The American composer, Philip Glass, turns 78 today. For a long time his work has been described as minimalist, but it seems anything but "minimal." Listening to Glass is often more an experience where one can get "into" the music as a participant rather than merely observe. Even at its simplest, his work has complexities in tone, harmony, tempo and orchestration. For one thing, Glass counts. He plays by the numbers, practicing his musical arithmetic adding, subtracting, multiplying, dividing, and even solving some algebraic formulas here and there. In the end, music to Glass seems like mathematics. Perhaps that's as it should be - he studied mathematics and philosophy at the University of Chicago.

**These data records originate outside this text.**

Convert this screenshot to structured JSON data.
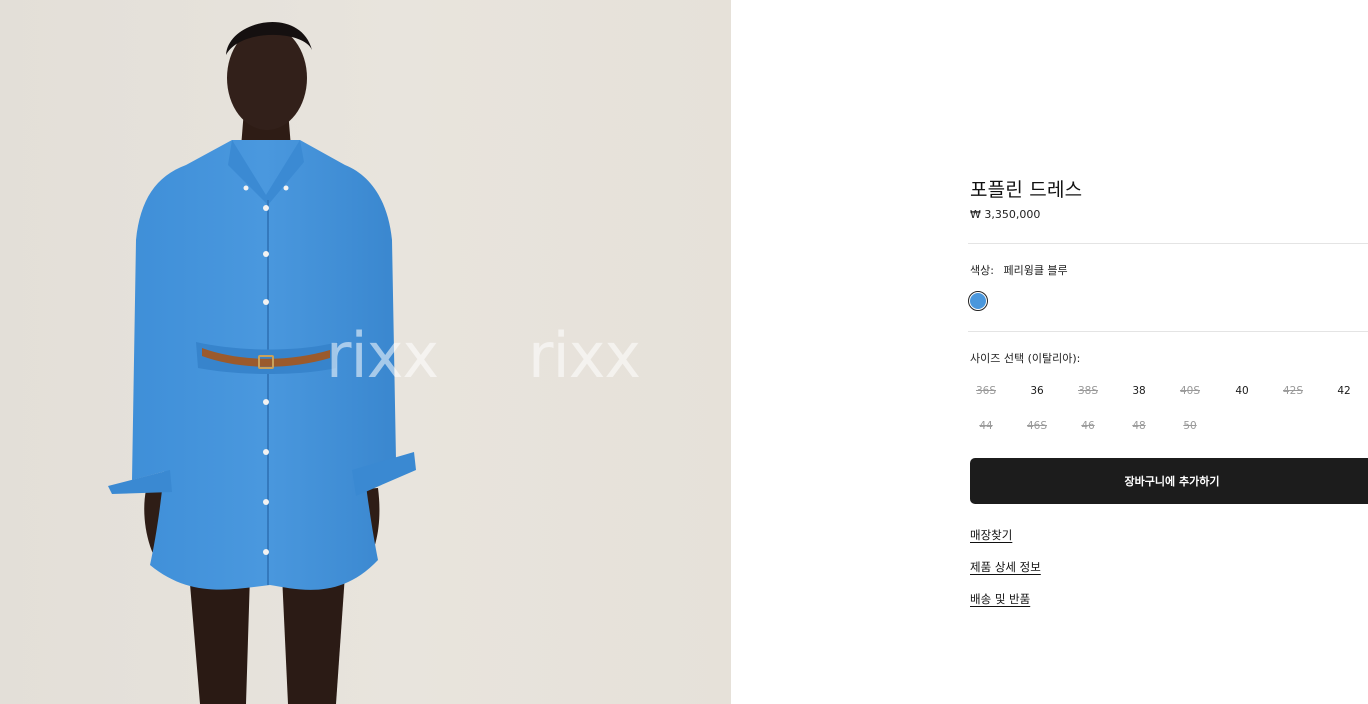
{
  "product": {
    "image_alt": "",
    "watermark": [
      "rixx",
      "rixx"
    ],
    "title": "포플린 드레스",
    "price": "₩ 3,350,000",
    "color": {
      "label": "색상:",
      "value": "페리윙클 블루",
      "swatch_hex": "#4a97dc"
    },
    "size": {
      "label": "사이즈 선택 (이탈리아):",
      "options": [
        {
          "label": "36S",
          "available": false
        },
        {
          "label": "36",
          "available": true
        },
        {
          "label": "38S",
          "available": false
        },
        {
          "label": "38",
          "available": true
        },
        {
          "label": "40S",
          "available": false
        },
        {
          "label": "40",
          "available": true
        },
        {
          "label": "42S",
          "available": false
        },
        {
          "label": "42",
          "available": true
        },
        {
          "label": "44",
          "available": false
        },
        {
          "label": "46S",
          "available": false
        },
        {
          "label": "46",
          "available": false
        },
        {
          "label": "48",
          "available": false
        },
        {
          "label": "50",
          "available": false
        }
      ]
    },
    "add_to_cart": "장바구니에 추가하기",
    "links": [
      "매장찾기",
      "제품 상세 정보",
      "배송 및 반품"
    ]
  }
}
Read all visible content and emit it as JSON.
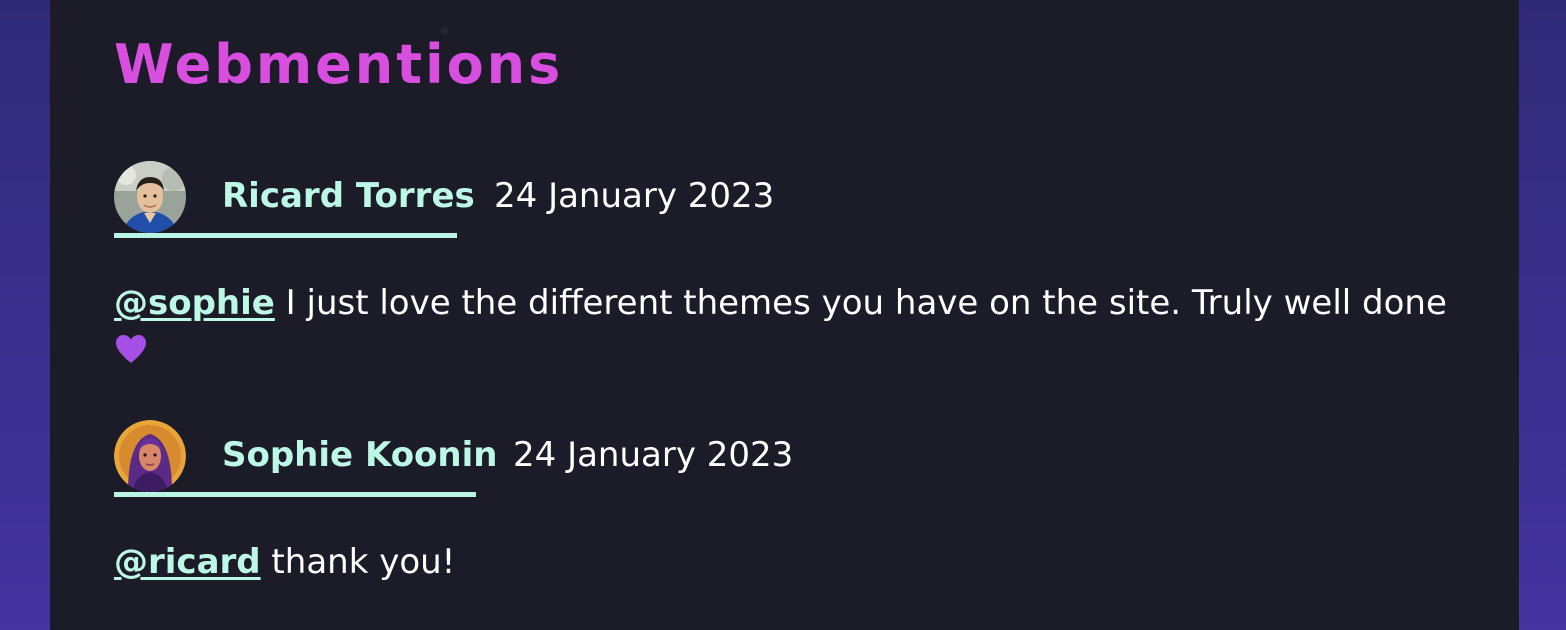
{
  "section": {
    "heading": "Webmentions"
  },
  "mentions": [
    {
      "author": "Ricard Torres",
      "date": "24 January 2023",
      "handle": "@sophie",
      "text": " I just love the different themes you have on the site. Truly well done ",
      "emoji": "purple-heart"
    },
    {
      "author": "Sophie Koonin",
      "date": "24 January 2023",
      "handle": "@ricard",
      "text": " thank you!"
    }
  ],
  "colors": {
    "heading": "#d84fe0",
    "accent": "#bdf7e5",
    "panel_bg": "#1c1b28",
    "page_bg": "#3a2f8f",
    "heart": "#a64fe6"
  }
}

Fortunately for our culture, popular as well as haute, he became an extraordinary, prolific composer and a significant international influence in the music world.
View a three-minute 2012 BBC Hardtalk interview with Glass here.
Below is the final movement of Glass's Violin Concert No. 2, The American Four Seasons, composed in 2009.
We close with "Knee Play 5" from Glass's 1975 opera, Einstein on the Beach, a work that has been called the composer's watershed piece as well as a defining experience in 20th century classical music.